The claims to SKAT were made using hundreds of false and misleading documents produced by Indigo. These documents falsely certified that clients of Indigo owned large numbers of shares, that dividends had been paid on these shares and that tax had been withheld on these dividends on behalf of the Danish tax authorities. The FCA has found that Teraiya knew that the documents were false and misleading and that they were used to support “reclaims” of tax which had never actually been paid. 

“This is a clear example of the action we take against individuals who abuse their position for personal gain and damage the integrity of the UK’s financial system.”

Therese Chambers, joint Executive Director of Enforcement and Market Oversight, FCA

The FCA said that by participating in this sham trading scheme and deliberately misleading the FCA, including by concealing the extent he had personally profited from the trading, Teraiya breached Principle 1 of the Statements of Principle for Approved Persons.

Principle 1 states that “An approved person must act with integrity in carrying out his accountable functions”.  Teraiya’s conduct as set out in the Decision Notice was dishonest and lacked integrity. 

Therese Chambers, joint Executive Director of Enforcement and Market Oversight at the FCA, said, “As Chief Executive of Indigo and an experienced industry professional, Mr Teraiya knew that these were fake trades, supported by fake documents. He acted dishonestly and personally benefitted to the tune of more than £5m ($6.4m) for his part in this scheme. There is no place for such conduct in UK markets. 

“This is a clear example of the action we take against individuals who abuse their position for personal gain and damage the integrity of the UK’s financial system.”

Regulatory enforcement

The FCA has been focusing on regulatory matters rather than criminal investigations. This is the sixth case brought by it in relation to cum-ex trading, with fines for the practice now totalling nearly £22.5m ($28.7m). This work has been facilitated by the extensive engagement between the FCA and global law enforcement authorities. 

The FCA has completed a number of cum-ex cases (May 2021, November 2021, July 2022, July 2023 and June 2023) involving illegitimate claims against the Danish Exchequer and other investigations are continuing. (See on GRIP, UK regulator fines ED&F Man £17m ($21.4m) for “serious failings” in oversight of cum-ex trading.)

Publication of the FCA’s Market Watch 52 highlighted various issues and concerns around dividend arbitrage in 2017. The FCA emphasized to firms that its own rules under the UK regime required firms to establish and maintain effective policies, procedures, systems and controls to ensure they are not used to facilitate market abuse, and to minimise the extent to which their businesses may be used for purposes connected with financial crime. It also reminded both firms and senior managers of their responsibilities, as well as identifying a series of areas of concern.

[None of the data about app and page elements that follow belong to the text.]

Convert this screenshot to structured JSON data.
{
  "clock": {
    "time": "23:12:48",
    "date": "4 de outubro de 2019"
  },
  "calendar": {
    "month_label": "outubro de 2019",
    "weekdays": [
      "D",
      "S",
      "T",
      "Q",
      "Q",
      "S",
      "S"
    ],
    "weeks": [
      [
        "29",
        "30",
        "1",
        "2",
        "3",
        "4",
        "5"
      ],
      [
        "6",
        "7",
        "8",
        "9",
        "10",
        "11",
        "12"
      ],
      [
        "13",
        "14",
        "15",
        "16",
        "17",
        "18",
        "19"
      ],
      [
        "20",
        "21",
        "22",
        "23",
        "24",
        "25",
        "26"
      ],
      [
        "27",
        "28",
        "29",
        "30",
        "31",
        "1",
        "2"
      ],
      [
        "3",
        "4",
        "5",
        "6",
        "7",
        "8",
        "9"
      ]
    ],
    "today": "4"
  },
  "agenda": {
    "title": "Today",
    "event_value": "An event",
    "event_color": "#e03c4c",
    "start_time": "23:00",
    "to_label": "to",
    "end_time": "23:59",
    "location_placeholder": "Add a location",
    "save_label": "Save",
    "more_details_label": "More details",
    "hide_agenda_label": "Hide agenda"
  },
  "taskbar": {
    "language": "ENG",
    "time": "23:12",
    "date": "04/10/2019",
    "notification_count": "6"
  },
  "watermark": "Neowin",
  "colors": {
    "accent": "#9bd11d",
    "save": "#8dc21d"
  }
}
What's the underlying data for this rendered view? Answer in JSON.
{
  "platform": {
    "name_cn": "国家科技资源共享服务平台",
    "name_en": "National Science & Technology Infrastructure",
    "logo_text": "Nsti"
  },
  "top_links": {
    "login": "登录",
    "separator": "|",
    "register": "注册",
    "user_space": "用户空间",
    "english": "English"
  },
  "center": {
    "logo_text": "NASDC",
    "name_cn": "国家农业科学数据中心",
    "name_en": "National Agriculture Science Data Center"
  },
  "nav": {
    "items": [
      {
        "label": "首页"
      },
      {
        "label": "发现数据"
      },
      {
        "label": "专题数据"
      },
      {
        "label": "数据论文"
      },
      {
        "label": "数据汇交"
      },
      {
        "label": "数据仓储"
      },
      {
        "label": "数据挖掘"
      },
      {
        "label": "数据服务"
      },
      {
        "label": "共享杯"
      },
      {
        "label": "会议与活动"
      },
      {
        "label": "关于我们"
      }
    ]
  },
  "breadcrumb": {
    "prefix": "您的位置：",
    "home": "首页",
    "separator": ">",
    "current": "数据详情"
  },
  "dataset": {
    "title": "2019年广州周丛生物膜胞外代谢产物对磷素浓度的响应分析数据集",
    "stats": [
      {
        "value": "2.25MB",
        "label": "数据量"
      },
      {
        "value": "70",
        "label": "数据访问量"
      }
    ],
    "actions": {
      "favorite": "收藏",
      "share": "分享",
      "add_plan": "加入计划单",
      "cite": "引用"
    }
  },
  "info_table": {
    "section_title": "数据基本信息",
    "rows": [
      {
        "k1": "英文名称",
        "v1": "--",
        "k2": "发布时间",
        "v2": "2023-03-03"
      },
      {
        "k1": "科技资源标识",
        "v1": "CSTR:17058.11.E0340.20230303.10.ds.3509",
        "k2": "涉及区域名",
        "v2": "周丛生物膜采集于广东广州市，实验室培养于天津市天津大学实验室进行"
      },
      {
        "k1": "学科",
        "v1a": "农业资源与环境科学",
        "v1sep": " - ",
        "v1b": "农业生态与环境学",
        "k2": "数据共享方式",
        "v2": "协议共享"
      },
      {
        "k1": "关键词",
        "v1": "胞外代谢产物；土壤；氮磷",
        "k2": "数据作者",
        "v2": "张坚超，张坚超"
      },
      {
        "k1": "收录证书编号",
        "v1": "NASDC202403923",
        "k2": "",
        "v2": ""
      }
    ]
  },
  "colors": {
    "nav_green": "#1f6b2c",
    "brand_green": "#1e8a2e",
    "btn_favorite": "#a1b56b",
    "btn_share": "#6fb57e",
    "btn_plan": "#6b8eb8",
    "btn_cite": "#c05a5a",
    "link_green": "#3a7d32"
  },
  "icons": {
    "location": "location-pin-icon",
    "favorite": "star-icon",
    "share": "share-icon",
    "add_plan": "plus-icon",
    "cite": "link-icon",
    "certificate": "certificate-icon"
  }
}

Teraiya has referred his Decision Notice to the Upper Tribunal. The FCA said, “any findings in the Decision Notice are provisional and reflect the FCA’s belief as to what occurred and how it considers his behaviour should be characterised”.